BEGIN ENTRIES PROVIDED

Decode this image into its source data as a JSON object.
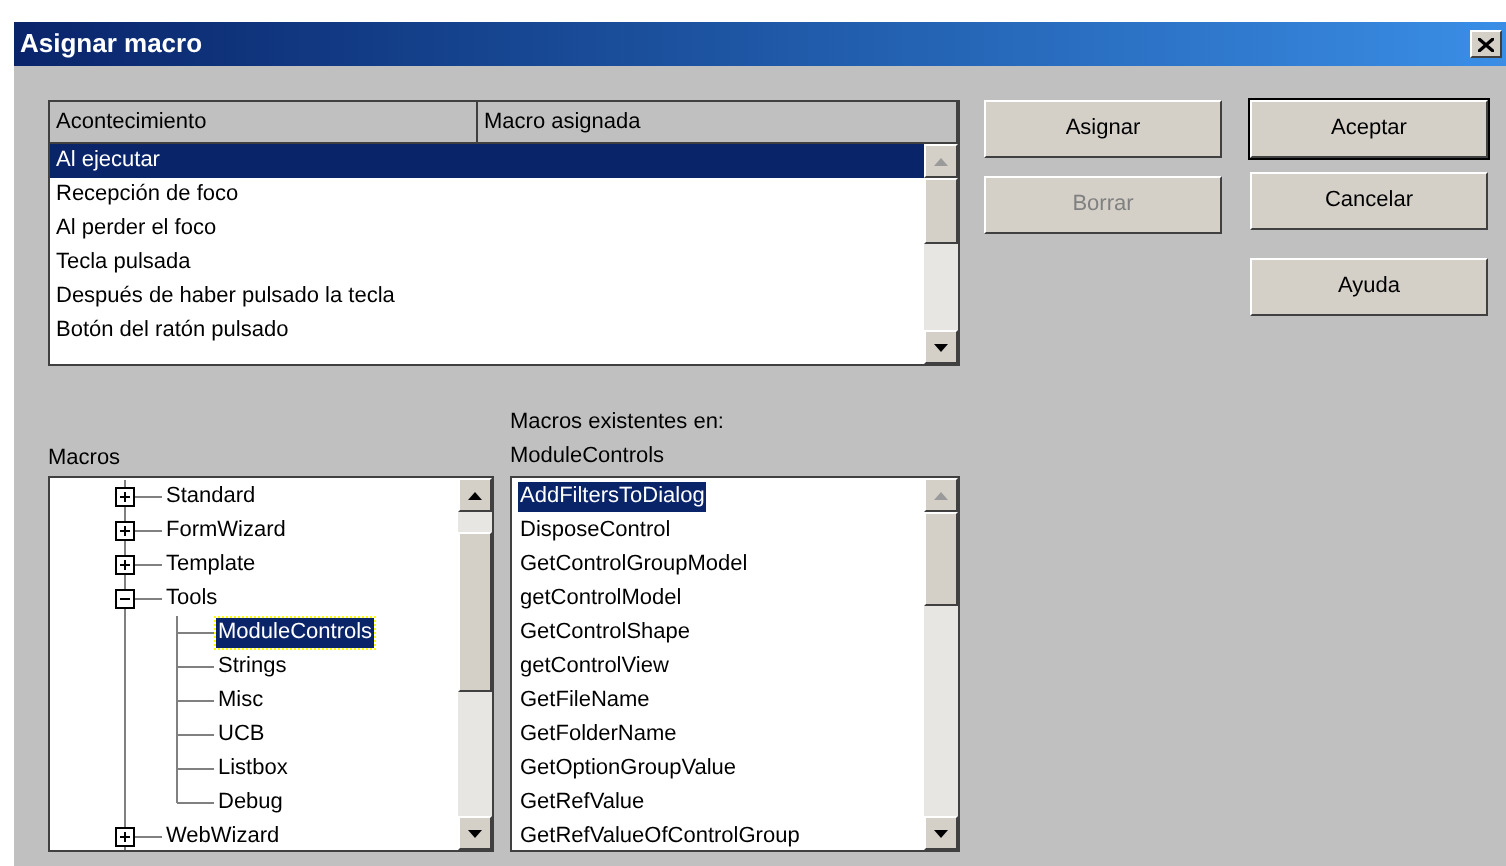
{
  "window": {
    "title": "Asignar macro"
  },
  "events_table": {
    "columns": [
      "Acontecimiento",
      "Macro asignada"
    ],
    "rows": [
      {
        "event": "Al ejecutar",
        "selected": true
      },
      {
        "event": "Recepción de foco",
        "selected": false
      },
      {
        "event": "Al perder el foco",
        "selected": false
      },
      {
        "event": "Tecla pulsada",
        "selected": false
      },
      {
        "event": "Después de haber pulsado la tecla",
        "selected": false
      },
      {
        "event": "Botón del ratón pulsado",
        "selected": false
      }
    ]
  },
  "action_buttons": [
    {
      "label": "Asignar",
      "disabled": false
    },
    {
      "label": "Borrar",
      "disabled": true
    }
  ],
  "dialog_buttons": [
    {
      "label": "Aceptar",
      "default": true
    },
    {
      "label": "Cancelar",
      "default": false
    },
    {
      "label": "Ayuda",
      "default": false
    }
  ],
  "macros_tree": {
    "label": "Macros",
    "items": [
      {
        "name": "Standard",
        "selected": false,
        "expanded": false
      },
      {
        "name": "FormWizard",
        "selected": false,
        "expanded": false
      },
      {
        "name": "Template",
        "selected": false,
        "expanded": false
      },
      {
        "name": "Tools",
        "selected": false,
        "expanded": true,
        "children": [
          {
            "name": "ModuleControls",
            "selected": true
          },
          {
            "name": "Strings",
            "selected": false
          },
          {
            "name": "Misc",
            "selected": false
          },
          {
            "name": "UCB",
            "selected": false
          },
          {
            "name": "Listbox",
            "selected": false
          },
          {
            "name": "Debug",
            "selected": false
          }
        ]
      },
      {
        "name": "WebWizard",
        "selected": false,
        "expanded": false
      }
    ]
  },
  "macro_list": {
    "label": "Macros existentes en:",
    "module": "ModuleControls",
    "items": [
      {
        "name": "AddFiltersToDialog",
        "selected": true
      },
      {
        "name": "DisposeControl",
        "selected": false
      },
      {
        "name": "GetControlGroupModel",
        "selected": false
      },
      {
        "name": "getControlModel",
        "selected": false
      },
      {
        "name": "GetControlShape",
        "selected": false
      },
      {
        "name": "getControlView",
        "selected": false
      },
      {
        "name": "GetFileName",
        "selected": false
      },
      {
        "name": "GetFolderName",
        "selected": false
      },
      {
        "name": "GetOptionGroupValue",
        "selected": false
      },
      {
        "name": "GetRefValue",
        "selected": false
      },
      {
        "name": "GetRefValueOfControlGroup",
        "selected": false
      }
    ]
  }
}
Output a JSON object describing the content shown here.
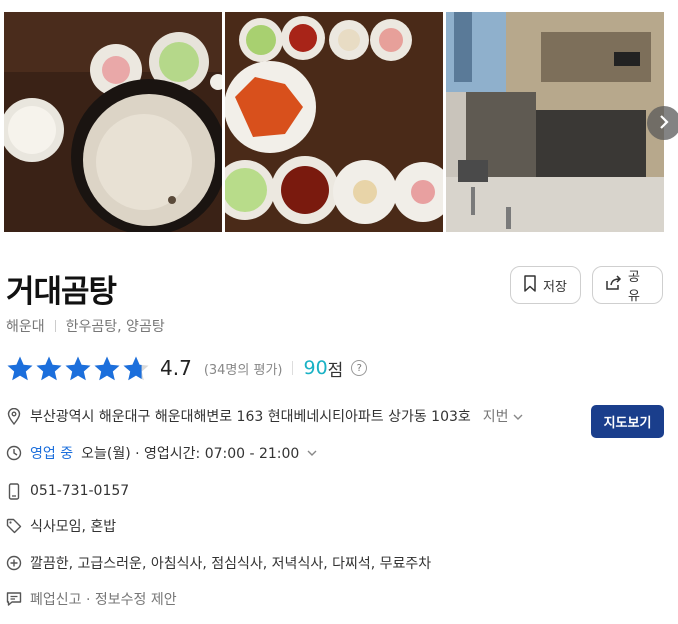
{
  "place": {
    "name": "거대곰탕",
    "area": "해운대",
    "categories": "한우곰탕, 양곰탕",
    "rating": "4.7",
    "rating_stars": 4.7,
    "reviews": "(34명의 평가)",
    "score": "90",
    "score_unit": "점",
    "help": "?"
  },
  "actions": {
    "save_label": "저장",
    "share_label": "공유",
    "map_label": "지도보기"
  },
  "info": {
    "address": "부산광역시 해운대구 해운대해변로 163 현대베네시티아파트 상가동 103호",
    "address_more": "지번",
    "status": "영업 중",
    "hours": "오늘(월) · 영업시간: 07:00 - 21:00",
    "phone": "051-731-0157",
    "tags": "식사모임, 혼밥",
    "features": "깔끔한, 고급스러운, 아침식사, 점심식사, 저녁식사, 다찌석, 무료주차",
    "report": "폐업신고 · 정보수정 제안"
  },
  "colors": {
    "accent": "#1a3e8c",
    "star": "#1c6fdc",
    "open": "#1c6fdc",
    "score": "#1ab2c5"
  },
  "icons": [
    "chevron-right-icon",
    "bookmark-icon",
    "share-icon",
    "star-icon",
    "pin-icon",
    "clock-icon",
    "phone-icon",
    "tag-icon",
    "plus-circle-icon",
    "chat-icon"
  ]
}
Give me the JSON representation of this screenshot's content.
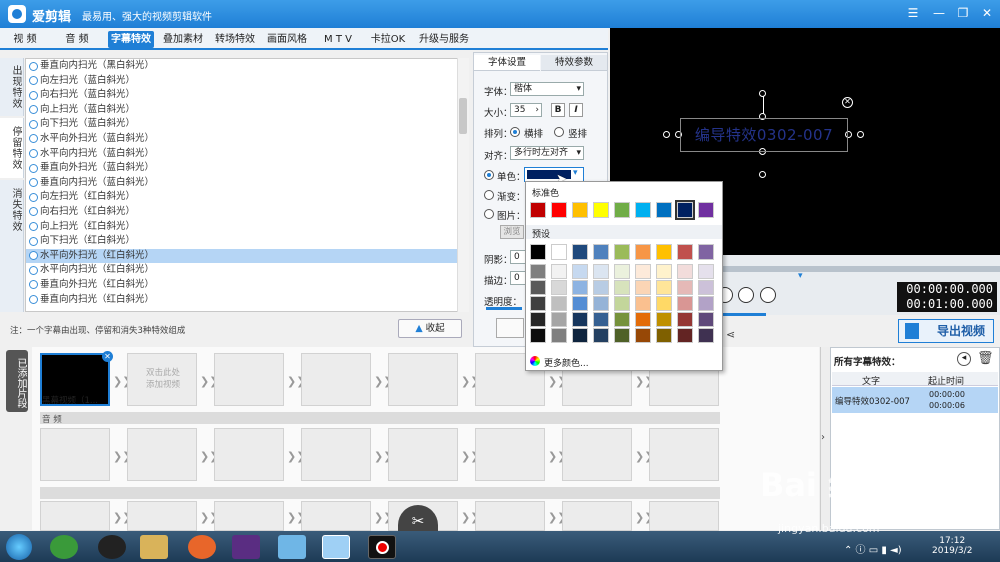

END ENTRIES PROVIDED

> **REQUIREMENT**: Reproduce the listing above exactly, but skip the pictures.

> **RESPONSE BOX**:
Decode this image into its source data as a JSON object.
{
  "window": {
    "title": "Asignar macro"
  },
  "events_table": {
    "columns": [
      "Acontecimiento",
      "Macro asignada"
    ],
    "rows": [
      {
        "event": "Al ejecutar",
        "selected": true
      },
      {
        "event": "Recepción de foco",
        "selected": false
      },
      {
        "event": "Al perder el foco",
        "selected": false
      },
      {
        "event": "Tecla pulsada",
        "selected": false
      },
      {
        "event": "Después de haber pulsado la tecla",
        "selected": false
      },
      {
        "event": "Botón del ratón pulsado",
        "selected": false
      }
    ]
  },
  "action_buttons": [
    {
      "label": "Asignar",
      "disabled": false
    },
    {
      "label": "Borrar",
      "disabled": true
    }
  ],
  "dialog_buttons": [
    {
      "label": "Aceptar",
      "default": true
    },
    {
      "label": "Cancelar",
      "default": false
    },
    {
      "label": "Ayuda",
      "default": false
    }
  ],
  "macros_tree": {
    "label": "Macros",
    "items": [
      {
        "name": "Standard",
        "selected": false,
        "expanded": false
      },
      {
        "name": "FormWizard",
        "selected": false,
        "expanded": false
      },
      {
        "name": "Template",
        "selected": false,
        "expanded": false
      },
      {
        "name": "Tools",
        "selected": false,
        "expanded": true,
        "children": [
          {
            "name": "ModuleControls",
            "selected": true
          },
          {
            "name": "Strings",
            "selected": false
          },
          {
            "name": "Misc",
            "selected": false
          },
          {
            "name": "UCB",
            "selected": false
          },
          {
            "name": "Listbox",
            "selected": false
          },
          {
            "name": "Debug",
            "selected": false
          }
        ]
      },
      {
        "name": "WebWizard",
        "selected": false,
        "expanded": false
      }
    ]
  },
  "macro_list": {
    "label": "Macros existentes en:",
    "module": "ModuleControls",
    "items": [
      {
        "name": "AddFiltersToDialog",
        "selected": true
      },
      {
        "name": "DisposeControl",
        "selected": false
      },
      {
        "name": "GetControlGroupModel",
        "selected": false
      },
      {
        "name": "getControlModel",
        "selected": false
      },
      {
        "name": "GetControlShape",
        "selected": false
      },
      {
        "name": "getControlView",
        "selected": false
      },
      {
        "name": "GetFileName",
        "selected": false
      },
      {
        "name": "GetFolderName",
        "selected": false
      },
      {
        "name": "GetOptionGroupValue",
        "selected": false
      },
      {
        "name": "GetRefValue",
        "selected": false
      },
      {
        "name": "GetRefValueOfControlGroup",
        "selected": false
      }
    ]
  }
}
Output a JSON object describing the content shown here.
{
  "place": {
    "name": "거대곰탕",
    "area": "해운대",
    "categories": "한우곰탕, 양곰탕",
    "rating": "4.7",
    "rating_stars": 4.7,
    "reviews": "(34명의 평가)",
    "score": "90",
    "score_unit": "점",
    "help": "?"
  },
  "actions": {
    "save_label": "저장",
    "share_label": "공유",
    "map_label": "지도보기"
  },
  "info": {
    "address": "부산광역시 해운대구 해운대해변로 163 현대베네시티아파트 상가동 103호",
    "address_more": "지번",
    "status": "영업 중",
    "hours": "오늘(월) · 영업시간: 07:00 - 21:00",
    "phone": "051-731-0157",
    "tags": "식사모임, 혼밥",
    "features": "깔끔한, 고급스러운, 아침식사, 점심식사, 저녁식사, 다찌석, 무료주차",
    "report": "폐업신고 · 정보수정 제안"
  },
  "colors": {
    "accent": "#1a3e8c",
    "star": "#1c6fdc",
    "open": "#1c6fdc",
    "score": "#1ab2c5"
  },
  "icons": [
    "chevron-right-icon",
    "bookmark-icon",
    "share-icon",
    "star-icon",
    "pin-icon",
    "clock-icon",
    "phone-icon",
    "tag-icon",
    "plus-circle-icon",
    "chat-icon"
  ]
}
Give me the JSON representation of this screenshot's content.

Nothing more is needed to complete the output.